Below is a set of entries; give all of them again exactly.

[[ Record extracts, beginning ]]

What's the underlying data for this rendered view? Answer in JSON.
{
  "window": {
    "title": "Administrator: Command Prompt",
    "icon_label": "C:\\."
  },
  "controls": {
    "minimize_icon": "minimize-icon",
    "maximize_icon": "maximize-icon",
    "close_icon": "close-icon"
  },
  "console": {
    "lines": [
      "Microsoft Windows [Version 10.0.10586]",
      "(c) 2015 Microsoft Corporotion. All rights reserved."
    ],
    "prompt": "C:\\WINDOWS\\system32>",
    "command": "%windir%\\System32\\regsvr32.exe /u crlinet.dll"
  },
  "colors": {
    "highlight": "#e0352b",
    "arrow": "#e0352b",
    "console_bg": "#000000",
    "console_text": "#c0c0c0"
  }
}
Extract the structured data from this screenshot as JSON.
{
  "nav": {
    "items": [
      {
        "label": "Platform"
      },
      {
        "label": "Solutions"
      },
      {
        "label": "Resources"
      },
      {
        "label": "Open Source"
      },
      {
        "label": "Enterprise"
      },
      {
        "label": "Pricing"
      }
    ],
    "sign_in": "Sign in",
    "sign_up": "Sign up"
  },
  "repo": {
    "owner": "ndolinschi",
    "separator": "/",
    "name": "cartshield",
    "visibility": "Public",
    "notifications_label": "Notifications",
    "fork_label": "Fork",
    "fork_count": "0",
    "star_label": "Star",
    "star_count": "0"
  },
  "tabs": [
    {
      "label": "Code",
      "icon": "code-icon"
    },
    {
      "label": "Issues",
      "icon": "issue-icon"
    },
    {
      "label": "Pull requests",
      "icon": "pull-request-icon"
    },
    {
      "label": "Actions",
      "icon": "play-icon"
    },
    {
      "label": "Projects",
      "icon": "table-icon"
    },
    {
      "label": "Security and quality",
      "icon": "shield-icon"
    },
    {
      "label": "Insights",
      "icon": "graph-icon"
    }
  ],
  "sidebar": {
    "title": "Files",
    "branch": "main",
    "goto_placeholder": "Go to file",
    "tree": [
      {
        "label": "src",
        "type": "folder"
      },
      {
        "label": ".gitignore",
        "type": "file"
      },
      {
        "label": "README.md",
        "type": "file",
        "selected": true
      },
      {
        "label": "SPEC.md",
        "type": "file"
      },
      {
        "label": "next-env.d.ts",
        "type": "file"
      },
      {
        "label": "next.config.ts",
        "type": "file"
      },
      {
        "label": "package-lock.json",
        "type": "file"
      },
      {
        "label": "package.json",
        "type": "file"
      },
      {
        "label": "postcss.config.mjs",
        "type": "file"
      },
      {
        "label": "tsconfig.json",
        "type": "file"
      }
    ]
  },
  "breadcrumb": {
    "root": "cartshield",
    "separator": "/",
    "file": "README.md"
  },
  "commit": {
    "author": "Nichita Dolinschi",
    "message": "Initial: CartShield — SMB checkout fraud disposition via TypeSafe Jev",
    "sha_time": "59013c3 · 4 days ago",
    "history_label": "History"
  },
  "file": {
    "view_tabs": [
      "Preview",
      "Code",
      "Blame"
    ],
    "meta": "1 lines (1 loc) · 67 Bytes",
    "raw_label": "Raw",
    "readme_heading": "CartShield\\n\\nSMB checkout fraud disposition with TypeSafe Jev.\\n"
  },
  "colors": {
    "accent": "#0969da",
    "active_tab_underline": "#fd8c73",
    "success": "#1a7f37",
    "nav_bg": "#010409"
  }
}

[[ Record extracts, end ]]

### Output of the exercise
What's the underlying data for this rendered view? Answer in JSON.
{
  "window": {
    "title": "Administrator: Command Prompt",
    "icon_label": "C:\\."
  },
  "controls": {
    "minimize_icon": "minimize-icon",
    "maximize_icon": "maximize-icon",
    "close_icon": "close-icon"
  },
  "console": {
    "lines": [
      "Microsoft Windows [Version 10.0.10586]",
      "(c) 2015 Microsoft Corporotion. All rights reserved."
    ],
    "prompt": "C:\\WINDOWS\\system32>",
    "command": "%windir%\\System32\\regsvr32.exe /u crlinet.dll"
  },
  "colors": {
    "highlight": "#e0352b",
    "arrow": "#e0352b",
    "console_bg": "#000000",
    "console_text": "#c0c0c0"
  }
}
Extract the structured data from this screenshot as JSON.
{
  "nav": {
    "items": [
      {
        "label": "Platform"
      },
      {
        "label": "Solutions"
      },
      {
        "label": "Resources"
      },
      {
        "label": "Open Source"
      },
      {
        "label": "Enterprise"
      },
      {
        "label": "Pricing"
      }
    ],
    "sign_in": "Sign in",
    "sign_up": "Sign up"
  },
  "repo": {
    "owner": "ndolinschi",
    "separator": "/",
    "name": "cartshield",
    "visibility": "Public",
    "notifications_label": "Notifications",
    "fork_label": "Fork",
    "fork_count": "0",
    "star_label": "Star",
    "star_count": "0"
  },
  "tabs": [
    {
      "label": "Code",
      "icon": "code-icon"
    },
    {
      "label": "Issues",
      "icon": "issue-icon"
    },
    {
      "label": "Pull requests",
      "icon": "pull-request-icon"
    },
    {
      "label": "Actions",
      "icon": "play-icon"
    },
    {
      "label": "Projects",
      "icon": "table-icon"
    },
    {
      "label": "Security and quality",
      "icon": "shield-icon"
    },
    {
      "label": "Insights",
      "icon": "graph-icon"
    }
  ],
  "sidebar": {
    "title": "Files",
    "branch": "main",
    "goto_placeholder": "Go to file",
    "tree": [
      {
        "label": "src",
        "type": "folder"
      },
      {
        "label": ".gitignore",
        "type": "file"
      },
      {
        "label": "README.md",
        "type": "file",
        "selected": true
      },
      {
        "label": "SPEC.md",
        "type": "file"
      },
      {
        "label": "next-env.d.ts",
        "type": "file"
      },
      {
        "label": "next.config.ts",
        "type": "file"
      },
      {
        "label": "package-lock.json",
        "type": "file"
      },
      {
        "label": "package.json",
        "type": "file"
      },
      {
        "label": "postcss.config.mjs",
        "type": "file"
      },
      {
        "label": "tsconfig.json",
        "type": "file"
      }
    ]
  },
  "breadcrumb": {
    "root": "cartshield",
    "separator": "/",
    "file": "README.md"
  },
  "commit": {
    "author": "Nichita Dolinschi",
    "message": "Initial: CartShield — SMB checkout fraud disposition via TypeSafe Jev",
    "sha_time": "59013c3 · 4 days ago",
    "history_label": "History"
  },
  "file": {
    "view_tabs": [
      "Preview",
      "Code",
      "Blame"
    ],
    "meta": "1 lines (1 loc) · 67 Bytes",
    "raw_label": "Raw",
    "readme_heading": "CartShield\\n\\nSMB checkout fraud disposition with TypeSafe Jev.\\n"
  },
  "colors": {
    "accent": "#0969da",
    "active_tab_underline": "#fd8c73",
    "success": "#1a7f37",
    "nav_bg": "#010409"
  }
}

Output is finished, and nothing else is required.